We completed the Bangalore University workshop yesterday. I was pleased to see five completed projects, one from each collaborative group. One group burned the edges of their book, as a metaphor for man’s encroachment of nature, serving up a sooty, pungent experience. It’s been a challenge for them to conceptualize working collaboratively. Most projects settled on agreeing on a theme and a form, but maintained their individuality by painting separate pages. One group managed to cooperatively paint each page, but one student in that group proceeded to sign his name on nearly every page, and had difficulty understanding why I called attention to it.
Student collaborative Book Projects
A huge old banyan tree on BU campus
Bus to downtown Bangalore
I was pretty excited to take my first bus ride in Bangalore yesterday, with Madhan as my guide. We sat in the back and bounced our way over the deeply jutted University roads. Yet again I was humbled by the generosity of India, leaving Bangalore University with an unexpected wallet full of rupees, a thank you from the art department, and having Madhan insist on paying my bus fare. It was a hot and dusty ride into the heart of the city. Since the bus was not direct to our destination of HCG Hospital, we got off near the city markets, where hundreds of running children were let out of school for the day. Probably Madhan and I made an unusual looking pair- Madhan with his African style knit cap and tattoo covered arms, jeans and sneakers and a small pack and me with my very white skin and gray hair. He has been a cheerful, loquacious and constant companion for the whole Bangalore University workshop, and a great pleasure to spend time with walking through the crowded markets on our way to the hospital.

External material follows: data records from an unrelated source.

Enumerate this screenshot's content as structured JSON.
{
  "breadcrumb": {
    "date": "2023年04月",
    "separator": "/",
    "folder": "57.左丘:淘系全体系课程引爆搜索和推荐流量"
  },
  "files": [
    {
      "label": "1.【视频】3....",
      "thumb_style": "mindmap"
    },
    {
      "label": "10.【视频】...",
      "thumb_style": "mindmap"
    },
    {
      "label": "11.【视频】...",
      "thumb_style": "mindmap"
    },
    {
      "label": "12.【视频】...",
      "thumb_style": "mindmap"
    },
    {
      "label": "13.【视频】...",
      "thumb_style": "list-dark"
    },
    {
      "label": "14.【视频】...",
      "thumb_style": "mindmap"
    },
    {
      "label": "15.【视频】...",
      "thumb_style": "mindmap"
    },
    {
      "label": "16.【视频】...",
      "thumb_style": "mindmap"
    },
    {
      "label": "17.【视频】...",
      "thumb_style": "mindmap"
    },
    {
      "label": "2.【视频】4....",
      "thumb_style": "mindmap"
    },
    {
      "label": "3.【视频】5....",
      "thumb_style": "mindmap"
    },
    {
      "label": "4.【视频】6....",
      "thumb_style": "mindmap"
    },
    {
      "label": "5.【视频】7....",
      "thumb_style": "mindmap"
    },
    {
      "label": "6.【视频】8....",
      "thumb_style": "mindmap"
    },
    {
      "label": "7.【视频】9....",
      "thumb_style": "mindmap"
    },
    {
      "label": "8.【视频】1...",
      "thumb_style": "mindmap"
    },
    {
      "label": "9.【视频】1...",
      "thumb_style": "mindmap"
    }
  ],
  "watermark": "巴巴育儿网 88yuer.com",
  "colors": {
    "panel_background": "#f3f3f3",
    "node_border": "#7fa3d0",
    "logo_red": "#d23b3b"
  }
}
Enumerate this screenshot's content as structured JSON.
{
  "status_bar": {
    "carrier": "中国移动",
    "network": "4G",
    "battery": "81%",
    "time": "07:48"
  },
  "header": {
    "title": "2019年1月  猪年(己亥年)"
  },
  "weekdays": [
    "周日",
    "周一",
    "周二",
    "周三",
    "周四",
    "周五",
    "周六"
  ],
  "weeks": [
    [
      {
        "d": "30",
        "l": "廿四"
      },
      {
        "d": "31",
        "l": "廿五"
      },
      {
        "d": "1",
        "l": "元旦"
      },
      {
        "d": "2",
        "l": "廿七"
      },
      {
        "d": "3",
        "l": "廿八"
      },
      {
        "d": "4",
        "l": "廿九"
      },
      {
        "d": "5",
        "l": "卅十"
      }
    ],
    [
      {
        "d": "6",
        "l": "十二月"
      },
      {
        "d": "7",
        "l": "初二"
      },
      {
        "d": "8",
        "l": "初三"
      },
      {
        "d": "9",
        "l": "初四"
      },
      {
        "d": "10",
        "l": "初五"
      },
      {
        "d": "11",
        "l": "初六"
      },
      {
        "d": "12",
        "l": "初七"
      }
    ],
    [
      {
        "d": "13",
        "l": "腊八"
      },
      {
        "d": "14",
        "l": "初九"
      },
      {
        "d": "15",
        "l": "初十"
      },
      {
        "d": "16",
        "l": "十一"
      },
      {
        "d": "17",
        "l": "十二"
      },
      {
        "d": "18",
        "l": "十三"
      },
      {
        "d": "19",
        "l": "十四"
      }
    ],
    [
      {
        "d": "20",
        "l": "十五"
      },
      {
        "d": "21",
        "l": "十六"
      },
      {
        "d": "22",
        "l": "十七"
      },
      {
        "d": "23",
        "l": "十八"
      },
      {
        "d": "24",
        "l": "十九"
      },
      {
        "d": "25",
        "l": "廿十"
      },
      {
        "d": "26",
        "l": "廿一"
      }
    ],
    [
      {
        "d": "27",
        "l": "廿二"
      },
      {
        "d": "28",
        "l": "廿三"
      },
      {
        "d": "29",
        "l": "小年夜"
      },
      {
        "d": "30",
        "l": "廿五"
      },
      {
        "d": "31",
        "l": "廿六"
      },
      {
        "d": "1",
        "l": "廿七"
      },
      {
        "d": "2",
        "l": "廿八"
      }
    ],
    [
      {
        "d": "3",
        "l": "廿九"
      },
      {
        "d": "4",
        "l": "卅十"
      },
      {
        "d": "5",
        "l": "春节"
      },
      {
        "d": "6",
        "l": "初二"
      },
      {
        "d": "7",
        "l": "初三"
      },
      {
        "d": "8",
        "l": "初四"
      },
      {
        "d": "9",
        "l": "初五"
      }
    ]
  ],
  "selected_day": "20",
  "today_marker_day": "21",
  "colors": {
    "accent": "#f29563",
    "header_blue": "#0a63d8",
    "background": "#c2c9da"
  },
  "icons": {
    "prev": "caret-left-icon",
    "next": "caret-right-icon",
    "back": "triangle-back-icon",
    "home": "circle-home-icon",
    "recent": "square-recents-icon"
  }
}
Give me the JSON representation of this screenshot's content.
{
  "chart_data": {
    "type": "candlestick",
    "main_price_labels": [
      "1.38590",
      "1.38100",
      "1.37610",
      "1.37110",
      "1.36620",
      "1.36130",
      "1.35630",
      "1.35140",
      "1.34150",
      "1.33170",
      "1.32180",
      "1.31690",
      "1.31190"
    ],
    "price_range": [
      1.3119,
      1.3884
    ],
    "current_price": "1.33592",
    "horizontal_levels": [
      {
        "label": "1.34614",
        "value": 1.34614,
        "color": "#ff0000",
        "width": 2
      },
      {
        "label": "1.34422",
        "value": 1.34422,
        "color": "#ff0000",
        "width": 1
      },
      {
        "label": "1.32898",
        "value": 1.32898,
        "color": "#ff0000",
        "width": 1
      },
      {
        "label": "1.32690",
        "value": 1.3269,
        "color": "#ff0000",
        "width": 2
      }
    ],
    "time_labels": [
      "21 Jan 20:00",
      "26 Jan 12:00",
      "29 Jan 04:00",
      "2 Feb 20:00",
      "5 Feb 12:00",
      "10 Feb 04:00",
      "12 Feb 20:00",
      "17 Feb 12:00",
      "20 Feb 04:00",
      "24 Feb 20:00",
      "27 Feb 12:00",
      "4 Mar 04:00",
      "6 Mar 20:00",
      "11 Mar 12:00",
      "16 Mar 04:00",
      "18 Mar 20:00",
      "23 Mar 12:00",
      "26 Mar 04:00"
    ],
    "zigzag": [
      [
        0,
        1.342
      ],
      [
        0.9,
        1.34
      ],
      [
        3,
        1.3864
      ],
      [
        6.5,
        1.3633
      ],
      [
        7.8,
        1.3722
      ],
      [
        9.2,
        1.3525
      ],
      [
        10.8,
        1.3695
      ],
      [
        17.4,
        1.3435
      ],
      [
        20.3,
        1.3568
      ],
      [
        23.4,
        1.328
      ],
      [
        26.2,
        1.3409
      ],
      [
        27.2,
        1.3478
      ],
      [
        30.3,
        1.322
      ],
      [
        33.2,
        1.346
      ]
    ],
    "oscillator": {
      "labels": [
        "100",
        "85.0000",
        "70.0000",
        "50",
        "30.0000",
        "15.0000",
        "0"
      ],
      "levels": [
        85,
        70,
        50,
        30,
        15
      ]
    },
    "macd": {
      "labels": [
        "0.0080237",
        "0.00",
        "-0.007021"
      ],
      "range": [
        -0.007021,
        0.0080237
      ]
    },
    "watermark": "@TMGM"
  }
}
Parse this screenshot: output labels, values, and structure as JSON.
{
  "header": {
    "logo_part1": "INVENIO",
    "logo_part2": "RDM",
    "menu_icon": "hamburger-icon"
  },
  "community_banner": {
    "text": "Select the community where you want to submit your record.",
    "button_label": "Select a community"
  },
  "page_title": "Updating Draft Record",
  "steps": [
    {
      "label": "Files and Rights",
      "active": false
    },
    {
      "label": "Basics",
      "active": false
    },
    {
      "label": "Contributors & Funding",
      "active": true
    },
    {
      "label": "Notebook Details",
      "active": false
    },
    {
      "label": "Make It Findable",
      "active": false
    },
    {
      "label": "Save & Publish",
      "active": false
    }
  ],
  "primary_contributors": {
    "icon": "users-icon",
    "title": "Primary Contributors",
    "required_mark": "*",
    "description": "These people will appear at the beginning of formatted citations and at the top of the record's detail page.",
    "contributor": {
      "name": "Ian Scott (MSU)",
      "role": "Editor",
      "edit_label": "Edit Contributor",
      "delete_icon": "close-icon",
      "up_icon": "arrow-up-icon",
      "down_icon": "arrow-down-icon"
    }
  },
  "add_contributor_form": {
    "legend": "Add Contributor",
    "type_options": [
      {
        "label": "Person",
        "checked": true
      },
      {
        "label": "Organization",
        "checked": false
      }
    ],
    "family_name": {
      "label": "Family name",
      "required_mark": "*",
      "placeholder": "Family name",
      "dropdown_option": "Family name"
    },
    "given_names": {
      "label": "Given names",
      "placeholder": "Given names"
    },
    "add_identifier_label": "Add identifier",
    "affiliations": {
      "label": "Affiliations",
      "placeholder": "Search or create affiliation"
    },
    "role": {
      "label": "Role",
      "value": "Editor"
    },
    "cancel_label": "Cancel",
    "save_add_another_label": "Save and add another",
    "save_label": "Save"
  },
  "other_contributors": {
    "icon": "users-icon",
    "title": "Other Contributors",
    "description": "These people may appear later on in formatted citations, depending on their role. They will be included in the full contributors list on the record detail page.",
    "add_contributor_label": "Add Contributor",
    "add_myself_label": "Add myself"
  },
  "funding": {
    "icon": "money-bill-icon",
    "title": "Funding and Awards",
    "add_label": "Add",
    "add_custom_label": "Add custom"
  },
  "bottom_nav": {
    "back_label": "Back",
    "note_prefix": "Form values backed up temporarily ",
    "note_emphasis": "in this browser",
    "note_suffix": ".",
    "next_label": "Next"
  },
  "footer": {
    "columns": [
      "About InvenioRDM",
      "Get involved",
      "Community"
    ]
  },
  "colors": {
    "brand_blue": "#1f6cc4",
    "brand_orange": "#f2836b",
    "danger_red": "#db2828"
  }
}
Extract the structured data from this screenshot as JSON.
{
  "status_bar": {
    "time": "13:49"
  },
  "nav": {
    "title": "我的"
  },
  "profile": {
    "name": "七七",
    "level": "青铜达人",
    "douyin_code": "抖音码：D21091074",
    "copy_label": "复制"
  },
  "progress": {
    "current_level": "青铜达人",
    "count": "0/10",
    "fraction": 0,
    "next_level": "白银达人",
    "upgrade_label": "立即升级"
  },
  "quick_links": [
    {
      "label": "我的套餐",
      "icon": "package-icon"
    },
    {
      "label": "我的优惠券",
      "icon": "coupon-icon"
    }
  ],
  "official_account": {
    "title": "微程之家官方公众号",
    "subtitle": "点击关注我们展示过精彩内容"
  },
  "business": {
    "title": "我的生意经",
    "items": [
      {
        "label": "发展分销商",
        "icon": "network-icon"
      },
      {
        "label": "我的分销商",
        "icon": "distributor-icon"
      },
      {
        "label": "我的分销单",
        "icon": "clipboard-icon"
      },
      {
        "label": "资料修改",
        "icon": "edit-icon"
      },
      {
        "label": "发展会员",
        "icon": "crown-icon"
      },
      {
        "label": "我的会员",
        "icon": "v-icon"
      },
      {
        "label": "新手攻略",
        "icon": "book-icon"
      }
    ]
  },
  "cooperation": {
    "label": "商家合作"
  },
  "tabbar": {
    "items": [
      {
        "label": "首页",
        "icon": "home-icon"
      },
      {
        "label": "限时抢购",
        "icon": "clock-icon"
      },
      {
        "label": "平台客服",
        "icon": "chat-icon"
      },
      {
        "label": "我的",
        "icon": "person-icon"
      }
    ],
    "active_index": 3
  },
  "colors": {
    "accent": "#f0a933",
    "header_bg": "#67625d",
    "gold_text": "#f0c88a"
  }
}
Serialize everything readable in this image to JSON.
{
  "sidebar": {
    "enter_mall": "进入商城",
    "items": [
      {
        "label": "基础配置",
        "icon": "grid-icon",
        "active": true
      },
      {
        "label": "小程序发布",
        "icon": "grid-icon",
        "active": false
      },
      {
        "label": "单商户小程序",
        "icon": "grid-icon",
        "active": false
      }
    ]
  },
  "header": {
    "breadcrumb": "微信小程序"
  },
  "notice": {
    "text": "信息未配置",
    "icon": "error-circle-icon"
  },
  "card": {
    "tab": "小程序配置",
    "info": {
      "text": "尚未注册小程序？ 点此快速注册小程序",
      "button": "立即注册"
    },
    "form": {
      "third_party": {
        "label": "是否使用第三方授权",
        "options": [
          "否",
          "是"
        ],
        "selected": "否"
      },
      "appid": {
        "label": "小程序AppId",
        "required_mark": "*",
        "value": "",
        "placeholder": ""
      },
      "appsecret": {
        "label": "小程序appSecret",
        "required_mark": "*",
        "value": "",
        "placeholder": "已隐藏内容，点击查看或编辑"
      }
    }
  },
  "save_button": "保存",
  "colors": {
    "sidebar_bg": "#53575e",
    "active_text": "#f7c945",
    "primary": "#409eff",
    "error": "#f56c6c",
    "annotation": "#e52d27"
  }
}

Many times children rushed to shake my hand and practice a word or two of English, or they hung out of auto rickshaws waving and laughing and calling out “hi!”.
One of the Rajs
The Palace Library (only scholars can look at the books)
On the train to Mysore
Mysore Train Station
This morning Mahdeva, the family driver, took me to the train station and held my hand through the ticket buying process (new to him as well as he usually takes the bus), making sure I filled out the form correctly and had the right ticket, and buying a platform ticket to make sure I was safely on the train. He didn’t leave until he peered through the window and saw me at my seat. I just learned from Umesh, the gentleman seated next to me on the train who had spent time studying in the US, that at crowded railway stations like Bangalore, people like to go to the train station to hang out, and so selling platform tickets (4 or 5 rupees each) bring in additional income.
Finally I visited Mysore Palace! I mistakenly went to the wrong entrance near town and a 13 yr old boy convinced me to ride in his ponga, or horse drawn cart, to the other entrance. I admit it was a lot of fun, and breathtaking the way he bade his horse canter and quickly turn in front of buses and onrushing traffic. He kept slapping the horse with his reins and I begged him to be nice to the horse. I had avoided riding in the pongas previously because the horses are so slight and seem too fragile to bear the burden of passengers and cargo they cart around. Plus they are forced to run on the hard pavement, which must be jarring to their slender legs.
The Mysore Palace really is fantastic. I was surprised that there were so few westerners in the crowds of tourists. There were a couple of Tibetan monks who were having a high time getting people to photograph them with various types of people, like school girls in uniform seated on the ground and turbaned, bearded muslim men. Despite the quantity of people that work at the Palace, it is quite informal. You can wonder about at your own pace. The wooden house, behind the palace, is wonderfully shabby. Walls are covered amazing paintings, photographs of the rajs and scrawled with graffiti signatures. Despite the ban on cameras, cell phone photos are ok, so everyone is busy snapping away and of course I joined in.
Graffiti on the Palace walls
Near closing I nearly had the place to myself. One of the guards asked me if I wanted to photograph the “beautiful swords madam” (not really) and then did I want him to photograph me in front of them, which meant allowing me behind a thick rope barrier. So I complied, and then it became clear (ok, I’m slow) that he was angling for a tip and was happy with the ten rupee note I offered him.